Apple patent details optical image stabilization for iPhone cameras

When it comes to smartphone cameras, Apple(s aapl) might not use as many megapixels as the rest of the competition, but the iPhone is generally believed to have one of the best mobile cameras out there. Just yesterday a report came out saying that Apple might retain the same 8-megapixel camera sensor it uses now for the iPhone 6, focusing instead on features like optical image stabilization. And it looks like that very well may be the case, judging by a patent published on Thursday that was spotted by Unwired View.
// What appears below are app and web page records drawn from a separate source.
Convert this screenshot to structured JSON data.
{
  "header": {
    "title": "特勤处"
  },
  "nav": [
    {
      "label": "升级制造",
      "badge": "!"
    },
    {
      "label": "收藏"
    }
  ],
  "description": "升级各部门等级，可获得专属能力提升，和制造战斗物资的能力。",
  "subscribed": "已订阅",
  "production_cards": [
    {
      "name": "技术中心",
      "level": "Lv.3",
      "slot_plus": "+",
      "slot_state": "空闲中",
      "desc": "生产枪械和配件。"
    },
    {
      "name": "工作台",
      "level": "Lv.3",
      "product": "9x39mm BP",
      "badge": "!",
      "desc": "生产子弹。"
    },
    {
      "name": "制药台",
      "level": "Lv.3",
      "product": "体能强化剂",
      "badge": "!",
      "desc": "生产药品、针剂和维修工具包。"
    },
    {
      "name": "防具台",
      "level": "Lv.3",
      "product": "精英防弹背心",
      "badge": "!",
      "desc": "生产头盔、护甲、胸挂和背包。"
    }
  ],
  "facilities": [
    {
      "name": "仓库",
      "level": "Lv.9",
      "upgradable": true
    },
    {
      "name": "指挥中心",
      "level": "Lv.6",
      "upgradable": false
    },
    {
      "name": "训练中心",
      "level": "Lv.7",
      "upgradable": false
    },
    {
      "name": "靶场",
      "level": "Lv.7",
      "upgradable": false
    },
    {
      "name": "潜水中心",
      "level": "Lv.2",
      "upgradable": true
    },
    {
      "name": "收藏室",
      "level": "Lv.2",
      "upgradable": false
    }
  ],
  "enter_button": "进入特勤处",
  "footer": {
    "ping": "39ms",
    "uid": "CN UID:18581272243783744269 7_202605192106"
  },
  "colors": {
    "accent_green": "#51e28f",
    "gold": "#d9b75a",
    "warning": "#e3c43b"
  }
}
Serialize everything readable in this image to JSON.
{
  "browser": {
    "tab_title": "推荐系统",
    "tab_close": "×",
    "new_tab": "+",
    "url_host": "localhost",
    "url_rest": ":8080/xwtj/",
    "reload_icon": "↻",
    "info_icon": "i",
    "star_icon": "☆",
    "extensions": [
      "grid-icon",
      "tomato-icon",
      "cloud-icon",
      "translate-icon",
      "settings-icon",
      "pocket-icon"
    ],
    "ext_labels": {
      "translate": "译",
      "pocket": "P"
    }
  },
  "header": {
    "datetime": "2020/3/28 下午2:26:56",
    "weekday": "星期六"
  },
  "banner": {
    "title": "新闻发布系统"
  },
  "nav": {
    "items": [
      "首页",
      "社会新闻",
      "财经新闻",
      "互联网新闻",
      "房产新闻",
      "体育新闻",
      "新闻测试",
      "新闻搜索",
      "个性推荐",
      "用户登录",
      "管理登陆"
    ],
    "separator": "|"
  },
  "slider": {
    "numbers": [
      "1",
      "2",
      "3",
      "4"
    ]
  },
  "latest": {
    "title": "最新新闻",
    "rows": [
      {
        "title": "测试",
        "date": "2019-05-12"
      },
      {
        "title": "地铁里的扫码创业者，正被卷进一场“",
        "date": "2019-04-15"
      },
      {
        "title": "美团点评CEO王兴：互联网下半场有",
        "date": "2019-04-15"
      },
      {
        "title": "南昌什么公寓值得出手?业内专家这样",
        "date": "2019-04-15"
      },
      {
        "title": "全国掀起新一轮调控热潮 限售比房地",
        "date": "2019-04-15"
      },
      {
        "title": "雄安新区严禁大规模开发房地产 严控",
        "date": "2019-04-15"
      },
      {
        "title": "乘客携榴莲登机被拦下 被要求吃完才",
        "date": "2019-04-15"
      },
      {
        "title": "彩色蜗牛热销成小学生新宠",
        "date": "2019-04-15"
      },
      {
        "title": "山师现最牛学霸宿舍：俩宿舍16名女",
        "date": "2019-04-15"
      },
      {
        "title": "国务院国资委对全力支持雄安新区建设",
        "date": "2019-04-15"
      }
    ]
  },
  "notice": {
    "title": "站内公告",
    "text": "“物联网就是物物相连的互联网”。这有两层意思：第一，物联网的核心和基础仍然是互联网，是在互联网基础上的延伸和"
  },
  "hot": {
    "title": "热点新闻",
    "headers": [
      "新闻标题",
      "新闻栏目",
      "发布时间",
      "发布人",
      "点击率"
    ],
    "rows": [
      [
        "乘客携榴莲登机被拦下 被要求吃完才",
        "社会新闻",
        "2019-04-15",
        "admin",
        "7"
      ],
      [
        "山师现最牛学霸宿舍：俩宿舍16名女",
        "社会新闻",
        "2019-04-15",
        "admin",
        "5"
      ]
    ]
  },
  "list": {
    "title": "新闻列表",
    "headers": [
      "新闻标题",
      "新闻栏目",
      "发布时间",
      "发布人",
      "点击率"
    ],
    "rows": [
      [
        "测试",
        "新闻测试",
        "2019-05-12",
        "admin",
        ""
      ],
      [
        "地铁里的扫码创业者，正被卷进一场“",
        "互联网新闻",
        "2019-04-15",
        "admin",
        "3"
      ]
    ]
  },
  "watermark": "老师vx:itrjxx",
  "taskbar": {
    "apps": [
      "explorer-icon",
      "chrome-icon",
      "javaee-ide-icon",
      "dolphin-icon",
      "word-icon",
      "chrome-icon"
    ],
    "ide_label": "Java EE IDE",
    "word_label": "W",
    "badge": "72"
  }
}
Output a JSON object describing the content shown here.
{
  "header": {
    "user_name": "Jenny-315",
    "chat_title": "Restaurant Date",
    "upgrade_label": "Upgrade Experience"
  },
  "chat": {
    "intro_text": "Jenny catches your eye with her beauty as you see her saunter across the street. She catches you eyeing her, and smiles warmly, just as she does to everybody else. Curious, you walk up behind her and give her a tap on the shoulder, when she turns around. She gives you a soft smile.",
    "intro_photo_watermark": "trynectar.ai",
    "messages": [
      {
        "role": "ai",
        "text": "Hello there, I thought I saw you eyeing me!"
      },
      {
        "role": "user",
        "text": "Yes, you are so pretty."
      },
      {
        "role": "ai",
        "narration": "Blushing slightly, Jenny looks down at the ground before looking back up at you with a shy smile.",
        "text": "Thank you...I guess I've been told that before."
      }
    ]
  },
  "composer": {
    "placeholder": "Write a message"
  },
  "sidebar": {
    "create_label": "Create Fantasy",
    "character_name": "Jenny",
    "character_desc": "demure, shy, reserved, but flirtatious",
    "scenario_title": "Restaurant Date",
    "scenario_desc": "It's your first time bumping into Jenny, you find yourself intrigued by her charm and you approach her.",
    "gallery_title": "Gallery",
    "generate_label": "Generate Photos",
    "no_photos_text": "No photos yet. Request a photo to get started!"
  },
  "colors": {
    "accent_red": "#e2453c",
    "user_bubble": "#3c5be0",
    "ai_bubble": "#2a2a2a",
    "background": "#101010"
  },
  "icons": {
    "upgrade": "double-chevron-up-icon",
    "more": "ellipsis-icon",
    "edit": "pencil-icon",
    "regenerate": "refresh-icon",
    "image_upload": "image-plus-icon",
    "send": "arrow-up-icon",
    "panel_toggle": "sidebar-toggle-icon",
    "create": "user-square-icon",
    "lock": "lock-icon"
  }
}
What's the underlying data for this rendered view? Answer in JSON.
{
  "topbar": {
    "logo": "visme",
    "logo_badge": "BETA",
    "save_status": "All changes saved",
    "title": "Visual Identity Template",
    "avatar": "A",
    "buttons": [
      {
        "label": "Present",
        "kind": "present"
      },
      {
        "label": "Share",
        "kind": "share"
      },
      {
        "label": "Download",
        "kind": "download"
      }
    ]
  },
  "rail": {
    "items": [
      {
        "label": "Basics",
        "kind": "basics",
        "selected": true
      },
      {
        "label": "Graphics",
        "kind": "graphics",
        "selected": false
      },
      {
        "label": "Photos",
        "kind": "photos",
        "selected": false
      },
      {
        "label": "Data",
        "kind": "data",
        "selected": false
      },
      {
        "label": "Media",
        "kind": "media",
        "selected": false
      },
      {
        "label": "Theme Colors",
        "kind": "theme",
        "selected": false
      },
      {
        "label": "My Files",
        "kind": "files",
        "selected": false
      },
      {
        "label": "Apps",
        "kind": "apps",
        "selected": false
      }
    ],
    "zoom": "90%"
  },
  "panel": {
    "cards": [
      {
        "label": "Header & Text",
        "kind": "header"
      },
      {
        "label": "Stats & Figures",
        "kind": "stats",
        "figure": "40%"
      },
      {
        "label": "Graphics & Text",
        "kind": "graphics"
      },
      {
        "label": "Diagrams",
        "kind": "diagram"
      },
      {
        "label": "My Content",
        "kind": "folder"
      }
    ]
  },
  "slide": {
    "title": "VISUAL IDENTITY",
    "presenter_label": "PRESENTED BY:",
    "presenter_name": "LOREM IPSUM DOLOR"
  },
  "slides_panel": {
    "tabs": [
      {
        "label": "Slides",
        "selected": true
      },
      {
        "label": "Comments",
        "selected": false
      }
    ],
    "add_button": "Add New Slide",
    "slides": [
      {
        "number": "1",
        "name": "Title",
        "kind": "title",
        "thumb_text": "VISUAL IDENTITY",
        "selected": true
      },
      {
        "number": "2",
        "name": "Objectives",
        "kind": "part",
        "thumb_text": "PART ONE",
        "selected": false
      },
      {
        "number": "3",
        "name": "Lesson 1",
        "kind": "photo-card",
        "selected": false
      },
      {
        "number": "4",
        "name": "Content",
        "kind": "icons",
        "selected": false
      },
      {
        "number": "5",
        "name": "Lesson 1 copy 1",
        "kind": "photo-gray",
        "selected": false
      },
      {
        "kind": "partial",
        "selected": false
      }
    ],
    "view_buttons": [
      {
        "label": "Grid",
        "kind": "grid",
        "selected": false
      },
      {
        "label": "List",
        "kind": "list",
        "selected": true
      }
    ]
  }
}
According to the patent – which is for a VCM OIS actuator module – Apple has been working on optical image stabilization since at least as early as the patent was filed in late 2012. The language in the patent describes:

A lens actuator module including an autofocus (AF) mechanism capable of moving a lens according to at least three degrees of freedom and an optical image stabilization (OIS) mechanism capable of moving the lens according to at least two degrees of freedom. The AF mechanism may have a coil and a magnet assembly for driving movement of the lens according to the at least three degrees of freedom. The optical image stabilization (OIS) mechanism may include a coil and a magnet assembly for driving movement of the lens according to the at least two degrees of freedom.

Apple introduced software-based image stabilization in the iPhone 5s, which uses digital processing to fire off a series of shots and stitch them together for a superior image. Optical image stabilization, on the other hand, protects your shots against a shaky hand or other movement by allowing the camera lens itself to move (by at least two degrees in this case). In my experience, I’ve generally found optical image stabilization to be vastly superior to software-driven stabilization.

Apple’s patent shows how it plans to integrate this feature into the voice coil motor (VCM) actuator. With this module, Apple believes it can “substantially correct for handshake motions in the center of the image.”

Even before the report and the patent appeared, I wouldn’t have been surprised to see an 8-megapixel camera with OIS in the next iPhone. If there’s anything that reviewing reviewing phones like the 20-megapixel Nokia Lumia 1520 have taught me, it’s that more megapixels don’t necessarily equal a better image.